Future of upland farming: For years we have supported upland farming through various government schemes.  Increasingly we have asked the recipients of this largesse to provide us with a widening range of benefits: environmental management, landscape, leisure opportunities and so on.  But the outlook for such support is doubtful.  Most are agreed that it is important to keep farmers in the uplands because they provide a cost-effective way to manage extensive tracts of land.  We value its appearance and environmental value as a farmed landscape.  Food security has now re-emerged as a key issue, and the upland areas can make significant contributions here too.  However, much of the national infrastructure that supported technical development in hill and upland farming has quietly withered away over the last 20 or more years: specialist research stations, experimental husbandry farms, and a consequent dispersal of specialist hill farming expertise from the northern colleges.  At its simplest the outlook for public support is this: less if any at all; certainly not more.
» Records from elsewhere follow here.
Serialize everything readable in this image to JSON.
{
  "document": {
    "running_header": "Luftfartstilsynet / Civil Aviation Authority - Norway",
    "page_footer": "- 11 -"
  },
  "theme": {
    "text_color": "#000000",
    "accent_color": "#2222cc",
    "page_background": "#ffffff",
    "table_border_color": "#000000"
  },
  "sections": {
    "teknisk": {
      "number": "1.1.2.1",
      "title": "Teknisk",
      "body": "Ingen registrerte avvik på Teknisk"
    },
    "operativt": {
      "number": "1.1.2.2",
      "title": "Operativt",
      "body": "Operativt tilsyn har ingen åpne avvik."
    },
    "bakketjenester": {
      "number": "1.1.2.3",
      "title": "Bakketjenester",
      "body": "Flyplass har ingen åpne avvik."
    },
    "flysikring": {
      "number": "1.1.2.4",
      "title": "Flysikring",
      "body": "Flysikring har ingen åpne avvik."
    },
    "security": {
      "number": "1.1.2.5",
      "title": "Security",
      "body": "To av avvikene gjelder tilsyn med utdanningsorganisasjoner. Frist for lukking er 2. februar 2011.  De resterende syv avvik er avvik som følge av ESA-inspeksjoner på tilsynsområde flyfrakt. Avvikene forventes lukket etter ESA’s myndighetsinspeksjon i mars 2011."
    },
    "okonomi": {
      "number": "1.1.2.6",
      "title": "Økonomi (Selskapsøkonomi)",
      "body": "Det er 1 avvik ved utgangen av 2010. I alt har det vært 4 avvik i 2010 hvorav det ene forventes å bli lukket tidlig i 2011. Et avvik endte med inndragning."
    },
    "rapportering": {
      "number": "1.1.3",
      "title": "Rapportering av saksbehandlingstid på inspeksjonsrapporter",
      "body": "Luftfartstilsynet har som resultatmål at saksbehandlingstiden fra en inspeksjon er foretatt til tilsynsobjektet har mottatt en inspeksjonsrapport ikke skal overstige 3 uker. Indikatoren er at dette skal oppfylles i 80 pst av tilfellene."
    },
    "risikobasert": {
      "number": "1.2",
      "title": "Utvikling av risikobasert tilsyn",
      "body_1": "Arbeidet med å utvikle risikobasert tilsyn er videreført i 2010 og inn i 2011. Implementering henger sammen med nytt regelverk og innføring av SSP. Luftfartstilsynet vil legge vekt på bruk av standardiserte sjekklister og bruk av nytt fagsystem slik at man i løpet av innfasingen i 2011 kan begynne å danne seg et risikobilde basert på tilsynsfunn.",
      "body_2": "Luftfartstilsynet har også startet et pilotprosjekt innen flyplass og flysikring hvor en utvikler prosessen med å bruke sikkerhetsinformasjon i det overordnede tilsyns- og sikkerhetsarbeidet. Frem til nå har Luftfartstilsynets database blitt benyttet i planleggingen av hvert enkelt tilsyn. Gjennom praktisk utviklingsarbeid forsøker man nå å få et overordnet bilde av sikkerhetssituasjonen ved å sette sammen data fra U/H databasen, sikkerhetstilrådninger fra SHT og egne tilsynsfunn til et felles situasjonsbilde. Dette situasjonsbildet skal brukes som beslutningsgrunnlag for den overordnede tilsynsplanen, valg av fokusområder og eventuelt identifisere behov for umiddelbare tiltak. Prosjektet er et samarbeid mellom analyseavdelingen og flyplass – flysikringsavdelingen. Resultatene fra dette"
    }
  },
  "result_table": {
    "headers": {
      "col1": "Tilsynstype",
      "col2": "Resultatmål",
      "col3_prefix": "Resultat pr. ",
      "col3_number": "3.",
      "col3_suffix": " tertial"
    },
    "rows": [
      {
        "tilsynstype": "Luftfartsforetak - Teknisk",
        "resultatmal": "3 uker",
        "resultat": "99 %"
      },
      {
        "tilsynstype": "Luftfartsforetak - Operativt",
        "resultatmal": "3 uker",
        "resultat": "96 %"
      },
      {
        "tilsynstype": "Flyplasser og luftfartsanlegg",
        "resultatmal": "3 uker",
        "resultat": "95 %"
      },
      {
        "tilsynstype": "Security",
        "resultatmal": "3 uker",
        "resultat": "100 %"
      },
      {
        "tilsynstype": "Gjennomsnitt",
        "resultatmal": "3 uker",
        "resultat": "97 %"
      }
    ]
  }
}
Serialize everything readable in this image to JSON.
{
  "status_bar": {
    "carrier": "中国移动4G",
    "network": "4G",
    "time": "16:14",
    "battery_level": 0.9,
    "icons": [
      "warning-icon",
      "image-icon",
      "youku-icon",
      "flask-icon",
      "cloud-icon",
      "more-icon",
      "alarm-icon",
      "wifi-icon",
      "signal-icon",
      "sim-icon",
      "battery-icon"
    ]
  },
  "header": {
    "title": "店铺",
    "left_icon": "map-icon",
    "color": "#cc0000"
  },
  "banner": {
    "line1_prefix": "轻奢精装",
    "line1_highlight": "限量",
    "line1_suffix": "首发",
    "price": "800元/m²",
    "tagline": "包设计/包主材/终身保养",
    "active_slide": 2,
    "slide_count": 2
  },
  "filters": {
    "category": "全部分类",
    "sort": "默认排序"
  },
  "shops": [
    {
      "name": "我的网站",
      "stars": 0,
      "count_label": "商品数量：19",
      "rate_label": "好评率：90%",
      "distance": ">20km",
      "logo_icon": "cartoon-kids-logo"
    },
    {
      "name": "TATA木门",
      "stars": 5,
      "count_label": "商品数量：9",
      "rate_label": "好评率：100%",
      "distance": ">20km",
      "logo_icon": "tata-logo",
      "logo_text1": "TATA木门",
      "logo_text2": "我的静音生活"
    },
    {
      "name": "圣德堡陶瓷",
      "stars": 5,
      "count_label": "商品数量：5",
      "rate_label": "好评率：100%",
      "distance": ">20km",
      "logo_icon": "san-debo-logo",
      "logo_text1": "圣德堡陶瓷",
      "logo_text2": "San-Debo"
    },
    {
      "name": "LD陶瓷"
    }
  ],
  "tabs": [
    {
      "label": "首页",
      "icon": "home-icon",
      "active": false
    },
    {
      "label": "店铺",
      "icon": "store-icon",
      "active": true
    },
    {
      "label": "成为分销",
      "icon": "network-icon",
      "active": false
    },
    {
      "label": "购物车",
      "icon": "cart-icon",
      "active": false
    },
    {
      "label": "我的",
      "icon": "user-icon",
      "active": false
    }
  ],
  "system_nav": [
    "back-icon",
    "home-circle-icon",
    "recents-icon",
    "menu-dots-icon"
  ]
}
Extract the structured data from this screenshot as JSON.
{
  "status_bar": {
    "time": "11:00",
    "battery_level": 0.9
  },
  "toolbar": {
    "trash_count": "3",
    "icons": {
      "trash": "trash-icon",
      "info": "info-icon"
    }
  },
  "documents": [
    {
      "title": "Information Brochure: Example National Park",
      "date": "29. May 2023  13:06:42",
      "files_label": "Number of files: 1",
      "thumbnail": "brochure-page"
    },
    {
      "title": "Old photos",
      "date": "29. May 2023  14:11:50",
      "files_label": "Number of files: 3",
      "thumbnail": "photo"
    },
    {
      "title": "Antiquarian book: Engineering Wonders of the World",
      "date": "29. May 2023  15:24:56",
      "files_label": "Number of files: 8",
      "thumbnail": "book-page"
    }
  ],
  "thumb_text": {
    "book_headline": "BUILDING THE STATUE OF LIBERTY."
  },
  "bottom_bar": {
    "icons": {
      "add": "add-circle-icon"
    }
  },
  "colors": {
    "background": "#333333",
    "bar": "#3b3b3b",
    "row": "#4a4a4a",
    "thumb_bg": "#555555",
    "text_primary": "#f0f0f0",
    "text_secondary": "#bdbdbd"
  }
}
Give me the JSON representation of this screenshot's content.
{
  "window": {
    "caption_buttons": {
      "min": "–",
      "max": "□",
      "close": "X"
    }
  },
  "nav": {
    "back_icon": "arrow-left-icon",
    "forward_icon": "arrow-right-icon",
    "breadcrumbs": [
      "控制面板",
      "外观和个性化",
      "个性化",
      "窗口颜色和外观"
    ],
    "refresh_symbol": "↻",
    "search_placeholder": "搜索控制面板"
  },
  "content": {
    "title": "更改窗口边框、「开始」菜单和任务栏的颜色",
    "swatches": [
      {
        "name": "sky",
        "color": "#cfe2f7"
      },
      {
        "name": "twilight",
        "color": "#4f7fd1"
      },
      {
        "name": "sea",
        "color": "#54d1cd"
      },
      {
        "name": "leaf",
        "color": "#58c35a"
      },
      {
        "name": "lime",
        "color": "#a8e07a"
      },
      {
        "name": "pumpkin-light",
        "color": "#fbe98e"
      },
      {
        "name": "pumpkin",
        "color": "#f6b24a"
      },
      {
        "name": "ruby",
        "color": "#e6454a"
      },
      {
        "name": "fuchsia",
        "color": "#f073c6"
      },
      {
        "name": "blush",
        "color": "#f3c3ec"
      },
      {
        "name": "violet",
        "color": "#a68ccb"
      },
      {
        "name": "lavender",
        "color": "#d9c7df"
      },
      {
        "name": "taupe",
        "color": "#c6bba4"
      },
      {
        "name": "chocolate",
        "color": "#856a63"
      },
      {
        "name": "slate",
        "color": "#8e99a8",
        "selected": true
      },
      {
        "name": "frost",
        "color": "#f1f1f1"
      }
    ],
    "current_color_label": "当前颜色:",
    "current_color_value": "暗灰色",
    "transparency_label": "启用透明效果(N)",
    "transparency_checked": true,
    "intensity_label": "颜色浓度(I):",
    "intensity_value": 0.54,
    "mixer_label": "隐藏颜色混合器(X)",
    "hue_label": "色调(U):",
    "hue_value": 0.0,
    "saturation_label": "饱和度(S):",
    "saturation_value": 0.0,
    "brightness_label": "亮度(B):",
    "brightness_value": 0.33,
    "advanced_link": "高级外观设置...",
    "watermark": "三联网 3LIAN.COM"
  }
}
Putting these two streams together we must face up to this question: if young men and women from the hills will no longer afford to go away to university, if other support for farming in the hill and upland areas is going to reduce, what can be done?  Are we willing to see abandonment of upland holdings?  Does this mean there will be economic opportunities, or will holdings be abandoned for good reason? Those who remain committed to, and passionate about, the future of upland farming will have to look to their own resources.  It is also clear that hard evidence will be needed to justify continued public investment.  The abolition of the Commission for Rural Communities also sees the loss of an independent rural voice to government.  So how can the people in the hills help themselves?

One idea we have been working on is the idea of locally-based self-help groups.  Without taking up too much space here with the evolution of this idea, our current thinking is to establish learning groups of leading farmers and others whose work brings them close to farmers.  It’s hard to avoid educational jargon at this point, but the general idea would be for the group to work together to:

  • Identify the technical challenges – coupled with the opportunities (for example the potential role for upland peat areas in carbon management)
  • To prepare together a development plan under which each member of the group will take the lead in exploring and sharing the latest information and data.  The group will sort out the formats for this guidance, and individual members will then draft it.  The group will then moderate the draft material.  This could be conventional technical notes or papers, but it could also be short videos or other useful presentation material.
  • Along the way, members of the group will learn about the importance of ‘advocacy’ and how to function effectively as rural advocates.
  • A group like this could also act as its own research unit, building up the evidence base needed to underpin its advocacy role.

The challenge now is to test this idea in the real world, and if it stands up to that to turn it into an educational reality.  Graduate Certificate in Upland Farming Development anybody?